He said this is the reason why people often quit in their business, spiritual and relationship pursuits, because they want everything now. People like to take shortcuts, especially when it comes to making money, and that's where they fall into the trap.

"People intensely overestimate themselves in the short term, but dramatically underestimate themselves in the long term."

Like Jordan Belfort, "he was just a guy who wanted to work on Wall Street," Rae said.

"A lie here and there, it's a game of inches, but inches turn into feet, feet to yards, and so on. With instant gratification people say 'well instead of an inch how can I get a mile,' and often times they'll sacrifice honesty, integrity, whatever it is within their moral compass that will allow them to get there quickly."

Kerwin Rae speaks from personal experience. He admitted to using a lot of drugs in his younger years but has no shame around his experiences. Rae considers himself blessed to have had addiction be a part of his journey, and what he has taken from it has transferred over to his professional life:

"Addiction has been one of the greatest servants I've had in my life because it taught me resourcefulness. When you're an addict and you want something bad you'll find any way, travel any distance, climb any mountain, break through any wall, pick any lock," Rae said.

Kerwin has gained a level of perspective and insight that makes it easy to see why he's such a phenomenal business coach and entrepreneur. He said it was around 25 or 26 when he decided to make a change in his life which thus far had been busy with buying sports cars and dating models (which doesn't sound too bad to an outsider), but what came next was better.

Rae decided to hike to Machu Picchu. However, being one who had, historically, lived by the rule of "go big or go home", he did not just hike the famous trek, he ran it, finishing the journey in about a day and a half. Amidst the exhaustion and delirium, somewhere along the way Rae gained an awareness that stuck with him. He broke it down for us and explained why everyone needs to experience what he refers to as a "disassembling."

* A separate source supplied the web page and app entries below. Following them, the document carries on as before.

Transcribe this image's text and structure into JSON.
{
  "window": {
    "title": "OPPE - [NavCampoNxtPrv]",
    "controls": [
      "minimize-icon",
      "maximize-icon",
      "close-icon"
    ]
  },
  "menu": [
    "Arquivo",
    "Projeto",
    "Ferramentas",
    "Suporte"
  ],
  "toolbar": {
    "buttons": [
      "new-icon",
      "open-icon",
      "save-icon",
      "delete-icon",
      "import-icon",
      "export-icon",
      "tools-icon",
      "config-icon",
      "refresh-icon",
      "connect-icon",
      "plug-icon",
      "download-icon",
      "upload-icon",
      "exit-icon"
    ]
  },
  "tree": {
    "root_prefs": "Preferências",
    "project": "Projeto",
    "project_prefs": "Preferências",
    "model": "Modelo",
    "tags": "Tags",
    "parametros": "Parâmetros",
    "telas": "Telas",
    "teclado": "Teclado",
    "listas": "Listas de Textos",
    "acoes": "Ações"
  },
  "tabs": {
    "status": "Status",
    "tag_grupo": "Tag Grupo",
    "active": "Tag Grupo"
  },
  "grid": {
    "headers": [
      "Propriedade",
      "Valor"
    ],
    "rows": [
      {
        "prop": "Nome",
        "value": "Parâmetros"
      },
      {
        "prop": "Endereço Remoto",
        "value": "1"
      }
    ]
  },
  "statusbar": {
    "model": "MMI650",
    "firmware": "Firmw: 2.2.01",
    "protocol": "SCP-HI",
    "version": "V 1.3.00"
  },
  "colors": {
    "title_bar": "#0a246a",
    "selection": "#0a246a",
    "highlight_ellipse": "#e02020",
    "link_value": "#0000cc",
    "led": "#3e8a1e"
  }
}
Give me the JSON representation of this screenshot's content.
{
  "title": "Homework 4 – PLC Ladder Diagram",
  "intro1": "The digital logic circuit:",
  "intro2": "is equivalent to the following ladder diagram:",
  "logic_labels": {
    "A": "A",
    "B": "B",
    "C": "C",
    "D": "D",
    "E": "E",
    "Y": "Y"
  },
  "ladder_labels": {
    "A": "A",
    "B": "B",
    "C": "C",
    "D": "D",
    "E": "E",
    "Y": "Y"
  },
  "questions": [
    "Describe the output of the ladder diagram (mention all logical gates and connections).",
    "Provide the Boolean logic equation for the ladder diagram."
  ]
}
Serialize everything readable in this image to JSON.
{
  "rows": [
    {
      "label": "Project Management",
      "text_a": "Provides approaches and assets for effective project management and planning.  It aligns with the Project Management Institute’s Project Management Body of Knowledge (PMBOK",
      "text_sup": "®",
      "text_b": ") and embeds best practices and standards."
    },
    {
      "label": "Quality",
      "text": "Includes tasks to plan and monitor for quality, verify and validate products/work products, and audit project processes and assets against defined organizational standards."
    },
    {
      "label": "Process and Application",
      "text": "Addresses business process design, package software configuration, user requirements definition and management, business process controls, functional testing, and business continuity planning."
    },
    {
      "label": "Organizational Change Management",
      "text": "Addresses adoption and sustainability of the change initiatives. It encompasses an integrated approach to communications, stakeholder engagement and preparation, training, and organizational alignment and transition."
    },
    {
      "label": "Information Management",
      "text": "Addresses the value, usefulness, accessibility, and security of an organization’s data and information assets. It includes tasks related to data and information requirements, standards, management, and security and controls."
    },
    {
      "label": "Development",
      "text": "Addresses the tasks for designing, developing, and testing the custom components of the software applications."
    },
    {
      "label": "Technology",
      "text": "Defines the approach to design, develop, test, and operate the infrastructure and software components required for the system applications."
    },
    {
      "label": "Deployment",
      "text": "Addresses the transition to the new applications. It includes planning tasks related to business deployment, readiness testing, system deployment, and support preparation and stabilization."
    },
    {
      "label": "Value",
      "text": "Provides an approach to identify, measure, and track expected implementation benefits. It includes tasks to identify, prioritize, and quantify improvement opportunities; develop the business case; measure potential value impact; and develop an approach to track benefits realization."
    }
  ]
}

"Most people will go through a disassembling... it's required to be awaken," Rae said. He told us that pain is required to wake up. "If you aren't experiencing pain you don't question reality and seek different ways of going about things."

"Whatever it is that falls apart or disassembles is typically linked to our highest values."

For example, if money is of the highest value in your life, as it was for Jordan Belfort, the ego around money must dissolve. Same goes for relationships, or whatever you value most in life.

"Whatever you need in life will control you, and whatever you need in life will be the things that fall apart when you're going through this phase."

Kerwin Rae is as experienced as he is kind, as wise as he is humble, and hearing him speak about his many near death experiences including a near fatal stroke will make a believer out of anyone. It's "the disassembling" of the ego that seems to be the biggest game changer. I just hope we all won't have to make the trip to Machu Picchu or end up in jail to experience it.